- [What to do]: Could you return every record below without changing a word?

- [Records for the exercise]:
○ ○ ○ ○ ○
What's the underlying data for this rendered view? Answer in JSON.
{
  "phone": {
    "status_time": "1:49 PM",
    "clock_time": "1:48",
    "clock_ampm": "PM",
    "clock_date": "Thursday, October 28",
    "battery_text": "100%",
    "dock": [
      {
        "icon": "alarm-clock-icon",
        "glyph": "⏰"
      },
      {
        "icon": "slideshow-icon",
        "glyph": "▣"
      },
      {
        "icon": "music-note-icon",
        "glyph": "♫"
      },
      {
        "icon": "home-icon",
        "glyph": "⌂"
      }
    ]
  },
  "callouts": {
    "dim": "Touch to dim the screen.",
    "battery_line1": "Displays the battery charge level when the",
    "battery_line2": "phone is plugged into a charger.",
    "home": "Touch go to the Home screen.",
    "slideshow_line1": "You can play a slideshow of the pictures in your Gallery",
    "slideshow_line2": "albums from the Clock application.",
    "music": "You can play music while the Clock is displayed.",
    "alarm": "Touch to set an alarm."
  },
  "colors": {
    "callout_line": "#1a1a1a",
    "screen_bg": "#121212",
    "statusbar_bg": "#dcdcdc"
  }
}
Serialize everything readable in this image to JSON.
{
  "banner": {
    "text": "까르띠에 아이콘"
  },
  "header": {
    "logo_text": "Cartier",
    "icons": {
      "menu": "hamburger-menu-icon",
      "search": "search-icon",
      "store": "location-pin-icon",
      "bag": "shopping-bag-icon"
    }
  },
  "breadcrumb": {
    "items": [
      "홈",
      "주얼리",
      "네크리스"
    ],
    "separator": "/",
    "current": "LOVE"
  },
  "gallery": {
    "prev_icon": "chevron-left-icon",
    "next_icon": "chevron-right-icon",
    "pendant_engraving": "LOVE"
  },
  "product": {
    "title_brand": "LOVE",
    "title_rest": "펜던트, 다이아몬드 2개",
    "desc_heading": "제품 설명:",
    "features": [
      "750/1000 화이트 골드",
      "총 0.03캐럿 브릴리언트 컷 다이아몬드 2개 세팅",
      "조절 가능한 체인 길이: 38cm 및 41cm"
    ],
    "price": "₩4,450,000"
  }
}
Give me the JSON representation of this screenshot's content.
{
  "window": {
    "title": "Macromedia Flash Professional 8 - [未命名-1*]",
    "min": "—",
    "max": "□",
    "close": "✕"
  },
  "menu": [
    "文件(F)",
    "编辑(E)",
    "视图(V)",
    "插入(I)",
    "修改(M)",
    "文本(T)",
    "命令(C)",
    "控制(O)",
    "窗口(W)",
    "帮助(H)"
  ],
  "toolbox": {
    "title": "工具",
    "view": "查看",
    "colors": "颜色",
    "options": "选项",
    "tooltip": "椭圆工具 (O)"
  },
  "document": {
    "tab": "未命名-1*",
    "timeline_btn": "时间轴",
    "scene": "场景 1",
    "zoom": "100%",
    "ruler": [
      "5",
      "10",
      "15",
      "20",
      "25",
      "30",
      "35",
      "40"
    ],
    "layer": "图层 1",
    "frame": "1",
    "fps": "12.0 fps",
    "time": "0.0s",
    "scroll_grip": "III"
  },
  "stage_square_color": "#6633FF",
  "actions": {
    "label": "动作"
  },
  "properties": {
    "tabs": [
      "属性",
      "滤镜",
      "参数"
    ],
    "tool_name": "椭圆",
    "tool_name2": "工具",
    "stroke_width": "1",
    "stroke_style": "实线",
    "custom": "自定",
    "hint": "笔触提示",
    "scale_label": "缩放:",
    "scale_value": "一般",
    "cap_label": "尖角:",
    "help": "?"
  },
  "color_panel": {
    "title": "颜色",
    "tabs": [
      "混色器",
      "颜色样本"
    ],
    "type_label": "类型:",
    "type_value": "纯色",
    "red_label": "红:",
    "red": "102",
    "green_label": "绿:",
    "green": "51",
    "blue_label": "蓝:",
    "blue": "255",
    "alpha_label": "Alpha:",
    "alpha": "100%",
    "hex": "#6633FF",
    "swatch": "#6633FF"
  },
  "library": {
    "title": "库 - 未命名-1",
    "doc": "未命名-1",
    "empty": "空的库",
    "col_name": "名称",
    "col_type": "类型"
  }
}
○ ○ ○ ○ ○
- [Answer for this exercise]:
What's the underlying data for this rendered view? Answer in JSON.
{
  "phone": {
    "status_time": "1:49 PM",
    "clock_time": "1:48",
    "clock_ampm": "PM",
    "clock_date": "Thursday, October 28",
    "battery_text": "100%",
    "dock": [
      {
        "icon": "alarm-clock-icon",
        "glyph": "⏰"
      },
      {
        "icon": "slideshow-icon",
        "glyph": "▣"
      },
      {
        "icon": "music-note-icon",
        "glyph": "♫"
      },
      {
        "icon": "home-icon",
        "glyph": "⌂"
      }
    ]
  },
  "callouts": {
    "dim": "Touch to dim the screen.",
    "battery_line1": "Displays the battery charge level when the",
    "battery_line2": "phone is plugged into a charger.",
    "home": "Touch go to the Home screen.",
    "slideshow_line1": "You can play a slideshow of the pictures in your Gallery",
    "slideshow_line2": "albums from the Clock application.",
    "music": "You can play music while the Clock is displayed.",
    "alarm": "Touch to set an alarm."
  },
  "colors": {
    "callout_line": "#1a1a1a",
    "screen_bg": "#121212",
    "statusbar_bg": "#dcdcdc"
  }
}
Serialize everything readable in this image to JSON.
{
  "banner": {
    "text": "까르띠에 아이콘"
  },
  "header": {
    "logo_text": "Cartier",
    "icons": {
      "menu": "hamburger-menu-icon",
      "search": "search-icon",
      "store": "location-pin-icon",
      "bag": "shopping-bag-icon"
    }
  },
  "breadcrumb": {
    "items": [
      "홈",
      "주얼리",
      "네크리스"
    ],
    "separator": "/",
    "current": "LOVE"
  },
  "gallery": {
    "prev_icon": "chevron-left-icon",
    "next_icon": "chevron-right-icon",
    "pendant_engraving": "LOVE"
  },
  "product": {
    "title_brand": "LOVE",
    "title_rest": "펜던트, 다이아몬드 2개",
    "desc_heading": "제품 설명:",
    "features": [
      "750/1000 화이트 골드",
      "총 0.03캐럿 브릴리언트 컷 다이아몬드 2개 세팅",
      "조절 가능한 체인 길이: 38cm 및 41cm"
    ],
    "price": "₩4,450,000"
  }
}
Give me the JSON representation of this screenshot's content.
{
  "window": {
    "title": "Macromedia Flash Professional 8 - [未命名-1*]",
    "min": "—",
    "max": "□",
    "close": "✕"
  },
  "menu": [
    "文件(F)",
    "编辑(E)",
    "视图(V)",
    "插入(I)",
    "修改(M)",
    "文本(T)",
    "命令(C)",
    "控制(O)",
    "窗口(W)",
    "帮助(H)"
  ],
  "toolbox": {
    "title": "工具",
    "view": "查看",
    "colors": "颜色",
    "options": "选项",
    "tooltip": "椭圆工具 (O)"
  },
  "document": {
    "tab": "未命名-1*",
    "timeline_btn": "时间轴",
    "scene": "场景 1",
    "zoom": "100%",
    "ruler": [
      "5",
      "10",
      "15",
      "20",
      "25",
      "30",
      "35",
      "40"
    ],
    "layer": "图层 1",
    "frame": "1",
    "fps": "12.0 fps",
    "time": "0.0s",
    "scroll_grip": "III"
  },
  "stage_square_color": "#6633FF",
  "actions": {
    "label": "动作"
  },
  "properties": {
    "tabs": [
      "属性",
      "滤镜",
      "参数"
    ],
    "tool_name": "椭圆",
    "tool_name2": "工具",
    "stroke_width": "1",
    "stroke_style": "实线",
    "custom": "自定",
    "hint": "笔触提示",
    "scale_label": "缩放:",
    "scale_value": "一般",
    "cap_label": "尖角:",
    "help": "?"
  },
  "color_panel": {
    "title": "颜色",
    "tabs": [
      "混色器",
      "颜色样本"
    ],
    "type_label": "类型:",
    "type_value": "纯色",
    "red_label": "红:",
    "red": "102",
    "green_label": "绿:",
    "green": "51",
    "blue_label": "蓝:",
    "blue": "255",
    "alpha_label": "Alpha:",
    "alpha": "100%",
    "hex": "#6633FF",
    "swatch": "#6633FF"
  },
  "library": {
    "title": "库 - 未命名-1",
    "doc": "未命名-1",
    "empty": "空的库",
    "col_name": "名称",
    "col_type": "类型"
  }
}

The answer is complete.